Supplied records ->

======

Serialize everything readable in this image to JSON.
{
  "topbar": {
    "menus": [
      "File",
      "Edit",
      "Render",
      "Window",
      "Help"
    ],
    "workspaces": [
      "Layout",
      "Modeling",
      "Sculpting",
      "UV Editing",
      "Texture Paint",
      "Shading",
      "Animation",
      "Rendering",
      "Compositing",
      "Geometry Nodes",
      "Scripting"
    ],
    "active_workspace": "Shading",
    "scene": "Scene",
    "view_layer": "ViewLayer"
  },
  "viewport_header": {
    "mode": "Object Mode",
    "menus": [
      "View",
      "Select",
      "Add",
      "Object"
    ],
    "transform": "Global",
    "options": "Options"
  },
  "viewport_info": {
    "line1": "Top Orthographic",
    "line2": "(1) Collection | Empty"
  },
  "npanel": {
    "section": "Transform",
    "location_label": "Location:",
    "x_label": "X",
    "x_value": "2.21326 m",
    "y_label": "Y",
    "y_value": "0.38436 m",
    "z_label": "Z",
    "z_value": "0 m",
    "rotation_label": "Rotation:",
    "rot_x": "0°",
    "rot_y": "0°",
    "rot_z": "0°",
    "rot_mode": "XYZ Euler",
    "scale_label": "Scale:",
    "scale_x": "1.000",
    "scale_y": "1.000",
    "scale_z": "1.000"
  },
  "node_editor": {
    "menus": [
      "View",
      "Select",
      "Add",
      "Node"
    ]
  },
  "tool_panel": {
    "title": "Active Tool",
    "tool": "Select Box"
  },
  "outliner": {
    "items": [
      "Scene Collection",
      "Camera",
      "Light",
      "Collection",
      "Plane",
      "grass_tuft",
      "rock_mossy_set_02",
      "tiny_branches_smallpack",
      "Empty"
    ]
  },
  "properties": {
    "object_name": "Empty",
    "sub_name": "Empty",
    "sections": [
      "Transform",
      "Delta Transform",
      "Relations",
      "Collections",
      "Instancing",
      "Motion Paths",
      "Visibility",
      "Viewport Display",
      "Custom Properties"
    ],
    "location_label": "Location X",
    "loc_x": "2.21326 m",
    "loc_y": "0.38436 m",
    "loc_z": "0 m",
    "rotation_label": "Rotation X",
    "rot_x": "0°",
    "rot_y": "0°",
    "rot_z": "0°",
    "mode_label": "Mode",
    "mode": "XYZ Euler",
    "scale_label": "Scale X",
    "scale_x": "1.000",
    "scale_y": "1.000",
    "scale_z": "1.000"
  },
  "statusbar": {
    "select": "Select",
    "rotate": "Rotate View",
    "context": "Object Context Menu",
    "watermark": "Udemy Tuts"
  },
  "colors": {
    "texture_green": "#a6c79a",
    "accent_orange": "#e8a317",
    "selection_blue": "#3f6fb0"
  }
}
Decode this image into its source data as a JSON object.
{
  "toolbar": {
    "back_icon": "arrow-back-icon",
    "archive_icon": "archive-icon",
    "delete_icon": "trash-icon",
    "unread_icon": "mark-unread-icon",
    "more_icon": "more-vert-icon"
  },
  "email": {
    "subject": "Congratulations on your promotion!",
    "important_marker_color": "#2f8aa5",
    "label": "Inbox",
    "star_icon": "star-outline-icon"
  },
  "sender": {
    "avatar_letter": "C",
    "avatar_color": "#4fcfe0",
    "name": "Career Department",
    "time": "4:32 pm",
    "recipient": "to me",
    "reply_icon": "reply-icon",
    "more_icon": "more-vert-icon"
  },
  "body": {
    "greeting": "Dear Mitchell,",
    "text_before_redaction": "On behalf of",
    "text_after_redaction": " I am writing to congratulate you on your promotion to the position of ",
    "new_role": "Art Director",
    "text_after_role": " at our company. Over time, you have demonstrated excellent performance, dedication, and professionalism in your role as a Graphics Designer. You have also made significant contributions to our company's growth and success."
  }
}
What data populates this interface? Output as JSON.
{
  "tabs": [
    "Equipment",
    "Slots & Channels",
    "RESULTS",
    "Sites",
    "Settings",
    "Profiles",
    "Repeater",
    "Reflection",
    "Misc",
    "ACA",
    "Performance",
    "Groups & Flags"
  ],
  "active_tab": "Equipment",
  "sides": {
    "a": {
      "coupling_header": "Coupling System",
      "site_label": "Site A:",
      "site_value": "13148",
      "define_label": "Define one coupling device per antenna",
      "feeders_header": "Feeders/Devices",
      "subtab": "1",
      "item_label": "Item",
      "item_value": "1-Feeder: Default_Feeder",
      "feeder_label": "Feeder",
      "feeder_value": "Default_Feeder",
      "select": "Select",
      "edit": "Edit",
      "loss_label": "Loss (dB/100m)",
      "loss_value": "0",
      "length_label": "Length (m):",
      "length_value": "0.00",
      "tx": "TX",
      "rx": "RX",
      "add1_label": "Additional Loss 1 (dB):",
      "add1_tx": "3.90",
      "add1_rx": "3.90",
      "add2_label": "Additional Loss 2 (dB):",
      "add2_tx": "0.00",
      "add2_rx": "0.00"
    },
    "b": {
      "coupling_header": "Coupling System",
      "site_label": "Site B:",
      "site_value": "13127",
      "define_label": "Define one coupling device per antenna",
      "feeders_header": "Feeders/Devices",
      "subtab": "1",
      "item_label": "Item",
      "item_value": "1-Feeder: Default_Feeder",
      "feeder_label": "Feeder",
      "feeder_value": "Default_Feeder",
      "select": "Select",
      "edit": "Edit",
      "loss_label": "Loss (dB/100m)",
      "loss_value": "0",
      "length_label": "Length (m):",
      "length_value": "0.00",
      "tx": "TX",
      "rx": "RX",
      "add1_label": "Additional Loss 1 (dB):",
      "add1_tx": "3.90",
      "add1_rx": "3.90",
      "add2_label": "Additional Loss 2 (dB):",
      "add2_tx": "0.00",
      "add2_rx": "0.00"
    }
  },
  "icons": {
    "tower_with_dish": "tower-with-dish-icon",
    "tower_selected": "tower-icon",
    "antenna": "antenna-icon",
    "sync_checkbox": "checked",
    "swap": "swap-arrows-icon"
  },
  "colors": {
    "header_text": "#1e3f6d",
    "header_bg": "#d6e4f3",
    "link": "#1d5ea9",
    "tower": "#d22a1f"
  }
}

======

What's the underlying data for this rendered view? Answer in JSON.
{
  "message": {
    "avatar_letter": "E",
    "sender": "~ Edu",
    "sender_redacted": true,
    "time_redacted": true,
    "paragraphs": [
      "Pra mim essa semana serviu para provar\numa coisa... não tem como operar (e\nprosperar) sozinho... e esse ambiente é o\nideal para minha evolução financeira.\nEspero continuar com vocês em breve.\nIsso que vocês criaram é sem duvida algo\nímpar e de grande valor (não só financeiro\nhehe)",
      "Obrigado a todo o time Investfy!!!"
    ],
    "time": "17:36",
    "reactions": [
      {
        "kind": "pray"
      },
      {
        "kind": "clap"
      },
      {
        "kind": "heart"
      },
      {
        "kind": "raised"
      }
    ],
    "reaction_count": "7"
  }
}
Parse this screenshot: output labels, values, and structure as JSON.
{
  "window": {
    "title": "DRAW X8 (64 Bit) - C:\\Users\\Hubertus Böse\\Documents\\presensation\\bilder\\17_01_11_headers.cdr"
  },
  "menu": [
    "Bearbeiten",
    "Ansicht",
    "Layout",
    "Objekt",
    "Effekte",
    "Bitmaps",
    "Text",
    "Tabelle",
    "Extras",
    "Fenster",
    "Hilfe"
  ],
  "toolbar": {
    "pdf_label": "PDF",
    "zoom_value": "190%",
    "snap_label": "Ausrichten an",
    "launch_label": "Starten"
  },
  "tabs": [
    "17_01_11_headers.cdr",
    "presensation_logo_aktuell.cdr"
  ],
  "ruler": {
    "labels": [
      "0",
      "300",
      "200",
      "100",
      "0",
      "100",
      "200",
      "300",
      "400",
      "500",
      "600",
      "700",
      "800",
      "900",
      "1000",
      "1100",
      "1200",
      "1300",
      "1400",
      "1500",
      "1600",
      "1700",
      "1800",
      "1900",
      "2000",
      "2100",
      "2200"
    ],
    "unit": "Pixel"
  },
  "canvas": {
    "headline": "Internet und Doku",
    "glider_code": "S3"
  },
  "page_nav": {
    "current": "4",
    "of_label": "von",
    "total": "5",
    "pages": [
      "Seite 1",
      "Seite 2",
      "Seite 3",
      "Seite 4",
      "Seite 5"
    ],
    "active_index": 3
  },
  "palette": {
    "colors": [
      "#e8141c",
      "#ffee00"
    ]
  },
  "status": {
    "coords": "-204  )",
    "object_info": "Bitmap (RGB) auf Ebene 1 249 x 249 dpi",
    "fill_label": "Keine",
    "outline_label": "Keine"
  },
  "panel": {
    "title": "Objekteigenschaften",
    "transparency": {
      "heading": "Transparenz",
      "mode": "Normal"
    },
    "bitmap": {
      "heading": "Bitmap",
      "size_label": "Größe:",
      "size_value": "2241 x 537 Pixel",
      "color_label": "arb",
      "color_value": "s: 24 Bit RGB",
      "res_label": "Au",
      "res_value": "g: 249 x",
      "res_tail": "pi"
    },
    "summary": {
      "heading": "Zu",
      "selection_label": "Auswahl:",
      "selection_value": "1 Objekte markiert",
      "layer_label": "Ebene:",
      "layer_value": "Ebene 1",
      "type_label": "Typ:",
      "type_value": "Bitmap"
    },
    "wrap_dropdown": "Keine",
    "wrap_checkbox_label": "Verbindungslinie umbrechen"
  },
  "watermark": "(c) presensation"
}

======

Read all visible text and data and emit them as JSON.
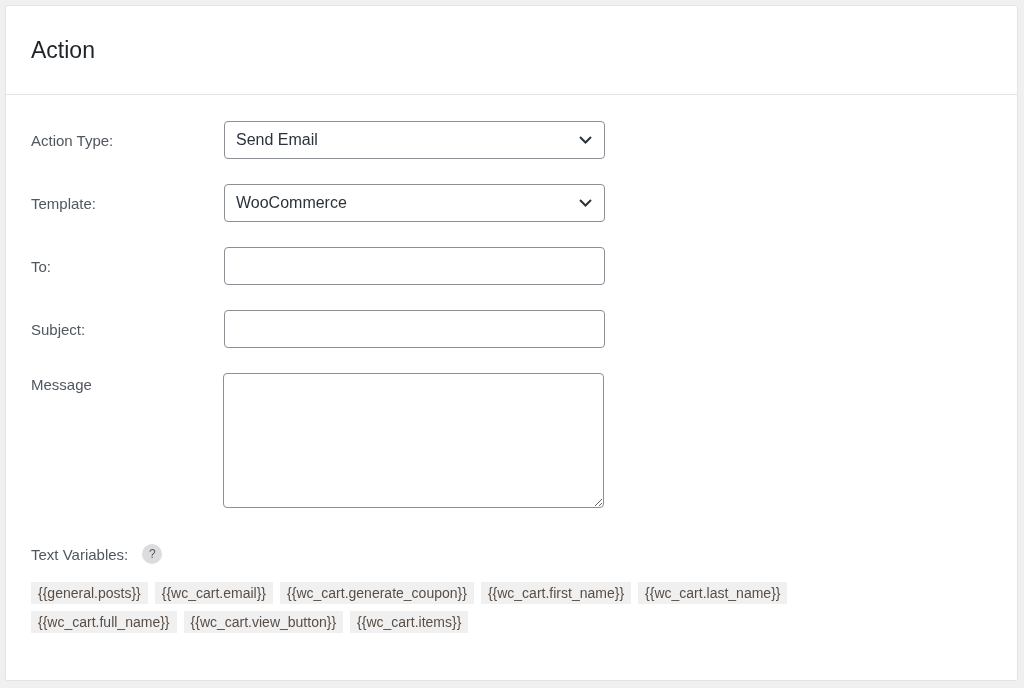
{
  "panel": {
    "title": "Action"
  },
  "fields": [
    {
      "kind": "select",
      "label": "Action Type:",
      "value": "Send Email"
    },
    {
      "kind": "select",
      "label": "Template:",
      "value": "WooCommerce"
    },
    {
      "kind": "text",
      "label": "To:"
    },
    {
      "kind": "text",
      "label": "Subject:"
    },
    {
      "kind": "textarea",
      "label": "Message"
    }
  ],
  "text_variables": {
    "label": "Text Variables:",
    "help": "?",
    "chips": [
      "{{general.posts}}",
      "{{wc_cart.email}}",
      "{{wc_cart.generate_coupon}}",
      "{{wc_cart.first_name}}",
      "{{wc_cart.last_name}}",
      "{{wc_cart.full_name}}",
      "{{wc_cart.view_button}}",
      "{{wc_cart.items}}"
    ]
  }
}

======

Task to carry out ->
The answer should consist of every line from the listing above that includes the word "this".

Task answer ->
Serialize everything readable in this image to JSON.
Decode this image into its source data as a JSON object.
What data populates this interface? Output as JSON.
What's the underlying data for this rendered view? Answer in JSON.
Parse this screenshot: output labels, values, and structure as JSON.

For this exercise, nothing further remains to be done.